# Material for this task:
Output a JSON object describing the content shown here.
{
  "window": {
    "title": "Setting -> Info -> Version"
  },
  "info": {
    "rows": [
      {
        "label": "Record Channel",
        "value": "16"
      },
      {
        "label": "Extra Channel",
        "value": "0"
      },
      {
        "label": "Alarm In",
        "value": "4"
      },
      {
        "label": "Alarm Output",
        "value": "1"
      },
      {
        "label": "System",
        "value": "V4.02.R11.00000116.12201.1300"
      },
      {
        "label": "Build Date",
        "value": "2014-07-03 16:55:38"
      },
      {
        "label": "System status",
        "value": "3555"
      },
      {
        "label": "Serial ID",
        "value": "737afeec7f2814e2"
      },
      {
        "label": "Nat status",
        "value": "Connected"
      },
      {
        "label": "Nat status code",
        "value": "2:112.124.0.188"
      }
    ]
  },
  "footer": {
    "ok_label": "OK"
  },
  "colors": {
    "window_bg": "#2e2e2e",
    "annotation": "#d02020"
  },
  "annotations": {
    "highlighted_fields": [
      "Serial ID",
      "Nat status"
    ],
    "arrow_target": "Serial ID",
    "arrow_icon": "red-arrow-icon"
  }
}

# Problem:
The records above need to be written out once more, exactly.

# Answer box:
Output a JSON object describing the content shown here.
{
  "window": {
    "title": "Setting -> Info -> Version"
  },
  "info": {
    "rows": [
      {
        "label": "Record Channel",
        "value": "16"
      },
      {
        "label": "Extra Channel",
        "value": "0"
      },
      {
        "label": "Alarm In",
        "value": "4"
      },
      {
        "label": "Alarm Output",
        "value": "1"
      },
      {
        "label": "System",
        "value": "V4.02.R11.00000116.12201.1300"
      },
      {
        "label": "Build Date",
        "value": "2014-07-03 16:55:38"
      },
      {
        "label": "System status",
        "value": "3555"
      },
      {
        "label": "Serial ID",
        "value": "737afeec7f2814e2"
      },
      {
        "label": "Nat status",
        "value": "Connected"
      },
      {
        "label": "Nat status code",
        "value": "2:112.124.0.188"
      }
    ]
  },
  "footer": {
    "ok_label": "OK"
  },
  "colors": {
    "window_bg": "#2e2e2e",
    "annotation": "#d02020"
  },
  "annotations": {
    "highlighted_fields": [
      "Serial ID",
      "Nat status"
    ],
    "arrow_target": "Serial ID",
    "arrow_icon": "red-arrow-icon"
  }
}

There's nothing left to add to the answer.